One of the best features of Phonegap is the wide range of Phonegap plugins available that help leverage platform features and provide engaging functionality. Unfortunately many of these plugins are seldom maintained, and in turn rely on many other NPM packages to provide functionality. This can make it near-impossible to track exactly what code runs inside your app and leaves you open to poor code quality or even malicious functionality.
A thorough code review is the only way to ensure that your dependency code is secure. However, in some cases you’ll find that that the native portion of the Phonegap plugin is actually supplied as a binary and thus impossible to review.
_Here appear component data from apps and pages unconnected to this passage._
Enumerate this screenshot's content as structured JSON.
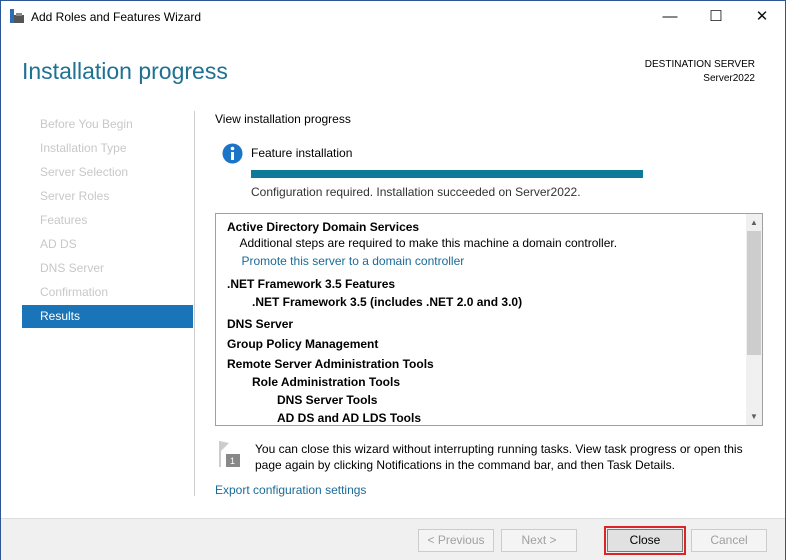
{
  "window": {
    "title": "Add Roles and Features Wizard",
    "minimize": "—",
    "maximize": "☐",
    "close": "✕"
  },
  "header": {
    "title": "Installation progress",
    "dest_label": "DESTINATION SERVER",
    "dest_server": "Server2022"
  },
  "nav": {
    "items": [
      "Before You Begin",
      "Installation Type",
      "Server Selection",
      "Server Roles",
      "Features",
      "AD DS",
      "DNS Server",
      "Confirmation",
      "Results"
    ],
    "selected": "Results"
  },
  "main": {
    "heading": "View installation progress",
    "feature_label": "Feature installation",
    "progress_percent": 100,
    "progress_color": "#0e7a9a",
    "status": "Configuration required. Installation succeeded on Server2022.",
    "results": [
      {
        "text": "Active Directory Domain Services",
        "level": 0,
        "bold": true
      },
      {
        "text": "Additional steps are required to make this machine a domain controller.",
        "level": 1,
        "bold": false
      },
      {
        "text": "Promote this server to a domain controller",
        "level": 1,
        "link": true
      },
      {
        "text": ".NET Framework 3.5 Features",
        "level": 0,
        "bold": true
      },
      {
        "text": ".NET Framework 3.5 (includes .NET 2.0 and 3.0)",
        "level": 2,
        "bold": true
      },
      {
        "text": "DNS Server",
        "level": 0,
        "bold": true
      },
      {
        "text": "Group Policy Management",
        "level": 0,
        "bold": true
      },
      {
        "text": "Remote Server Administration Tools",
        "level": 0,
        "bold": true
      },
      {
        "text": "Role Administration Tools",
        "level": 2,
        "bold": true
      },
      {
        "text": "DNS Server Tools",
        "level": 4,
        "bold": true
      },
      {
        "text": "AD DS and AD LDS Tools",
        "level": 4,
        "bold": true
      }
    ],
    "note": "You can close this wizard without interrupting running tasks. View task progress or open this page again by clicking Notifications in the command bar, and then Task Details.",
    "notification_count": "1",
    "export_link": "Export configuration settings"
  },
  "footer": {
    "previous": "< Previous",
    "next": "Next >",
    "close": "Close",
    "cancel": "Cancel"
  }
}
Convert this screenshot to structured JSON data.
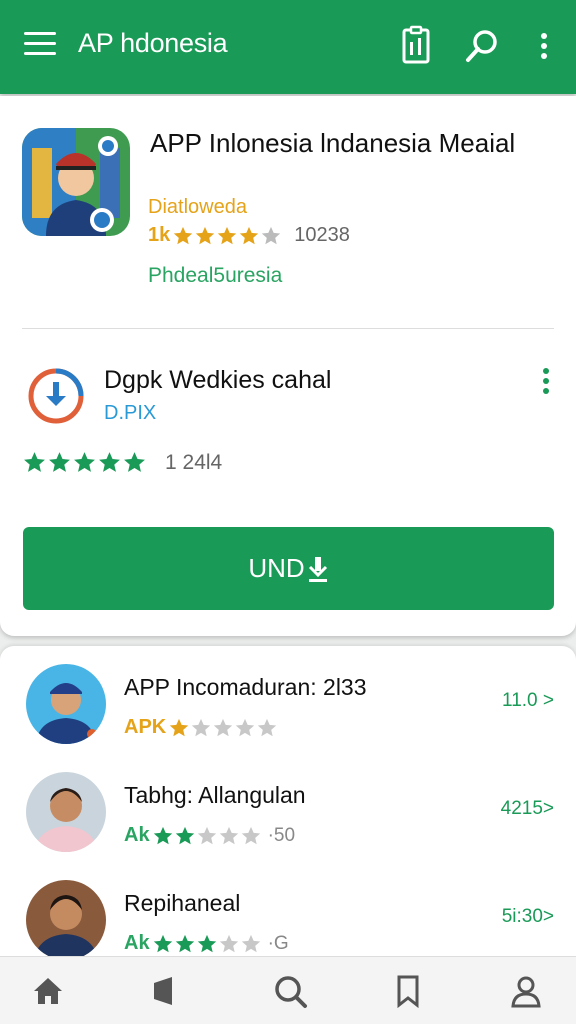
{
  "appbar": {
    "title": "AP hdonesia",
    "icons": [
      "menu-icon",
      "clipboard-icon",
      "search-icon",
      "more-vert-icon"
    ]
  },
  "featured": {
    "app_name": "APP Inlonesia lndanesia Meaial",
    "developer": "Diatloweda",
    "rating_prefix": "1k",
    "stars": 4,
    "rating_count": "10238",
    "category": "Phdeal5uresia"
  },
  "download": {
    "title": "Dgpk Wedkies cahal",
    "subtitle": "D.PIX",
    "stars": 5,
    "rating_count": "1 24l4",
    "install_label": "UND"
  },
  "list": [
    {
      "name": "APP Incomaduran: 2l33",
      "pre": "APK",
      "stars": 1,
      "extra": "",
      "right": "11.0 >"
    },
    {
      "name": "Tabhg: Allangulan",
      "pre": "Ak",
      "stars": 2,
      "extra": "·50",
      "right": "4215>"
    },
    {
      "name": "Repihaneal",
      "pre": "Ak",
      "stars": 3,
      "extra": "·G",
      "right": "5i:30>"
    }
  ],
  "bottom_nav": [
    "home-icon",
    "library-icon",
    "search-icon",
    "bookmark-icon",
    "profile-icon"
  ],
  "colors": {
    "primary": "#1a9a57",
    "accent": "#e5a31a",
    "link": "#2a9ad6"
  }
}
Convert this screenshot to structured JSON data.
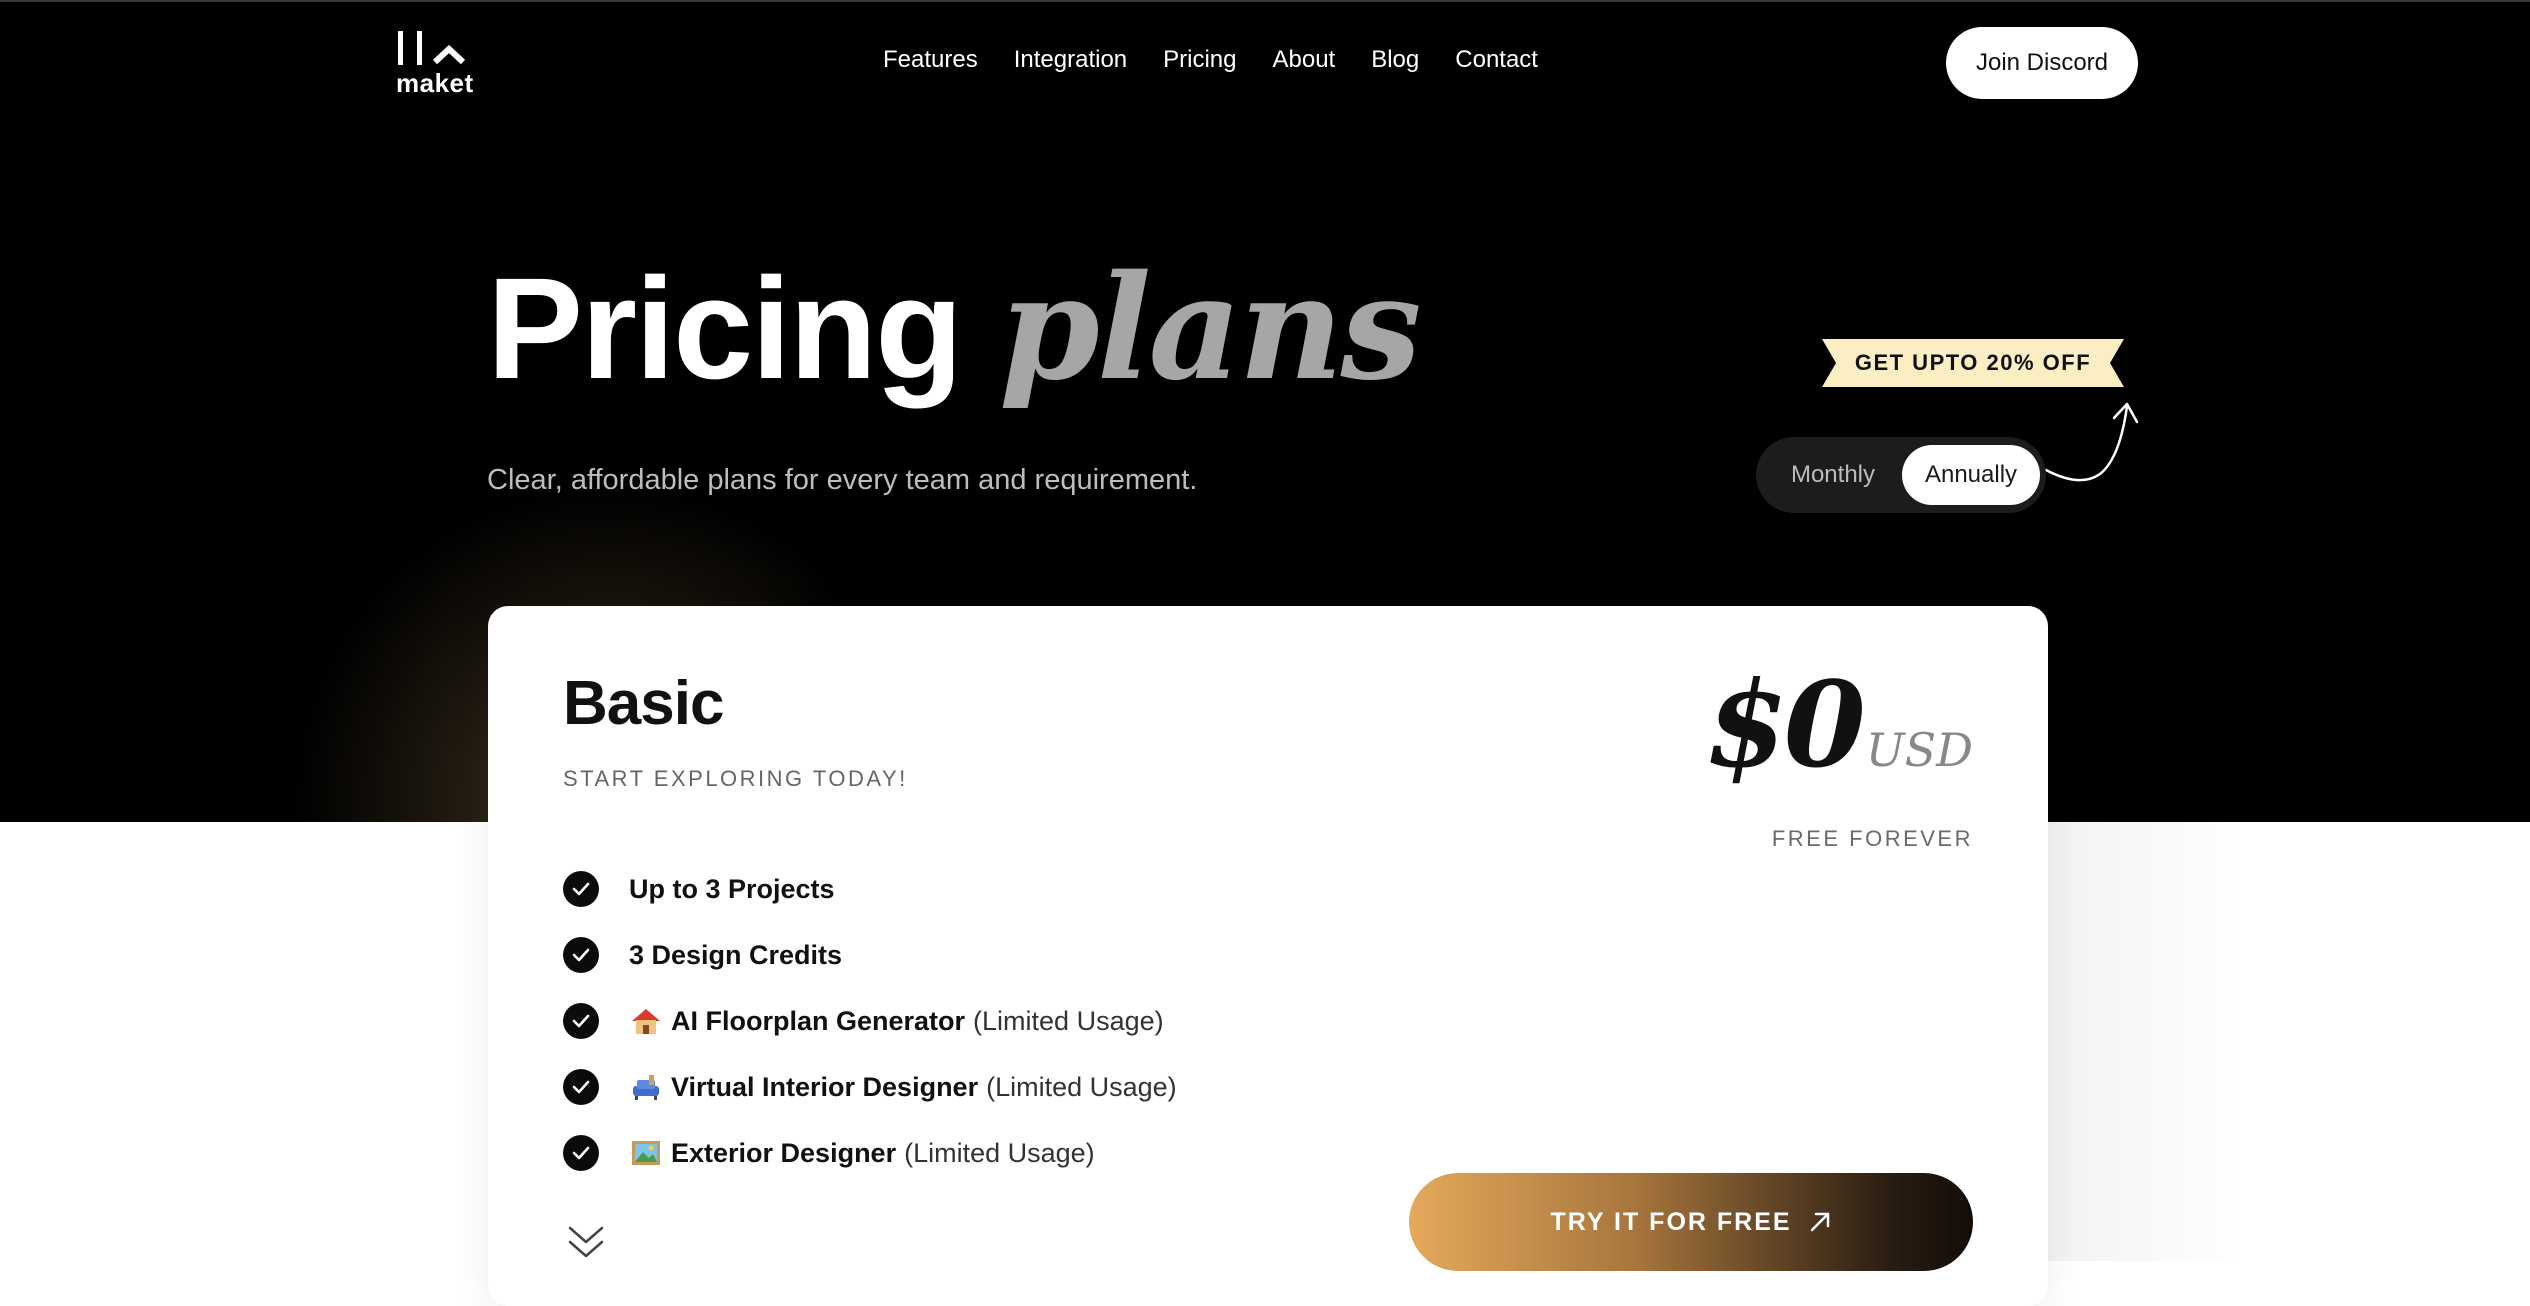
{
  "header": {
    "logo_text": "maket",
    "nav": [
      "Features",
      "Integration",
      "Pricing",
      "About",
      "Blog",
      "Contact"
    ],
    "discord_label": "Join Discord"
  },
  "hero": {
    "title_main": "Pricing",
    "title_accent": "plans",
    "subtitle": "Clear, affordable plans for every team and requirement."
  },
  "billing": {
    "promo": "GET UPTO 20% OFF",
    "options": [
      "Monthly",
      "Annually"
    ],
    "selected": "Annually"
  },
  "plan": {
    "name": "Basic",
    "tagline": "START EXPLORING TODAY!",
    "price": "$0",
    "currency": "USD",
    "price_note": "FREE FOREVER",
    "features": [
      {
        "icon": "",
        "bold": "Up to 3 Projects",
        "light": ""
      },
      {
        "icon": "",
        "bold": "3 Design Credits",
        "light": ""
      },
      {
        "icon": "house-emoji",
        "bold": "AI Floorplan Generator",
        "light": "(Limited Usage)"
      },
      {
        "icon": "couch-emoji",
        "bold": "Virtual Interior Designer",
        "light": "(Limited Usage)"
      },
      {
        "icon": "framed-picture-emoji",
        "bold": "Exterior Designer",
        "light": "(Limited Usage)"
      }
    ],
    "cta_label": "TRY IT FOR FREE"
  },
  "colors": {
    "hero_bg": "#000000",
    "promo_bg": "#fbeec3",
    "cta_gradient_start": "#e4a95b",
    "cta_gradient_end": "#120c08"
  }
}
Common sense regarding the source of the plugin, the maintainers, the regularity of updates and the plugin’s popularity are probably the best indicators for quality given the time constraints of most developers. For more sensitive areas like secure storage a more thorough review is recommended. Overall you should try to reduce the number of dependencies for your app, which will reduce your exposure to possible exploits.
6. External Content
If you’re loading external content into your app using the standard window.open() function you’re actually exposing all of the Phonegap APIs to the external website, creating a security risk for your app and its data. To avoid this issue you can use the InAppBrowser plugin provided by Apache. The InAppBrowser functionality is designed to be a drop-in replacement for window.open() that opens the content in an external browser that has no access to the Phonegap APIs or your app.
The Phonegap Whitelist plugin is one of the most important security plugins available for the platform, and one that you should definitely use for your app. By using a carefully-constructed whitelist you can restrict the types and locations of data that can be requested over HTTP. The plugin also allows the definition of CSPs (Content Security Policies), controlling which network requests (images, XHRs, etc) are allowed to be made by your WebView.
8. HTTP Caching
Many developers are unaware of the impact of HTTP caching on their app’s security. By default your Phonegap app will inherit the default HTTP caching profile for the host OS’s web view. This default behaviour will try to increase your app’s performance by caching as much data as possible. Unfortunately this means that any sensitive requests for user data or credentials will be cached unencrypted on the device filesystem.
Ideally we would want to change the caching behaviour selectively from within the app but unfortunately this isn’t possible. The best way to reduce caching on a per-request basis is to modify the cache-control flags on your back-end server to indicate that no caching should take place. This doesn’t guarantee that responses will not be stored in the cache however.
For sensitive data we recommend that you disable caching completely. This can be achieved by using the disable-http-cache plugin, though you should verify independently that this works by examining the device filesystem. If you require more fine-grained control of the disk and memory caching the plugin looks relatively straightforward to modify.
If you’d like more platform-specific detail regarding HTTP caching please check out our OWASP M2 Insecure Data Storage article.
9. Certificate Pinning
There is no proper certificate pinning on Phonegap, in part due to the absence of native APIs to intercept SSL connections to check a server’s certificate. There are a number of workarounds available, such as checking that the server’s public key matches when the app is initialized and throughout its operation.
There also a number of third-party plugins for Phonegap that do the same operation and others that will do true certificate pinning as long as your app does all the network requests using the plugin.
Codified Security is here to help make your mobile app secure whether it’s built with iOS & Android apps built in Objective-C, Swift, Java, Xamarin, or Phonegap. For mobile app security testing try out Codified Security.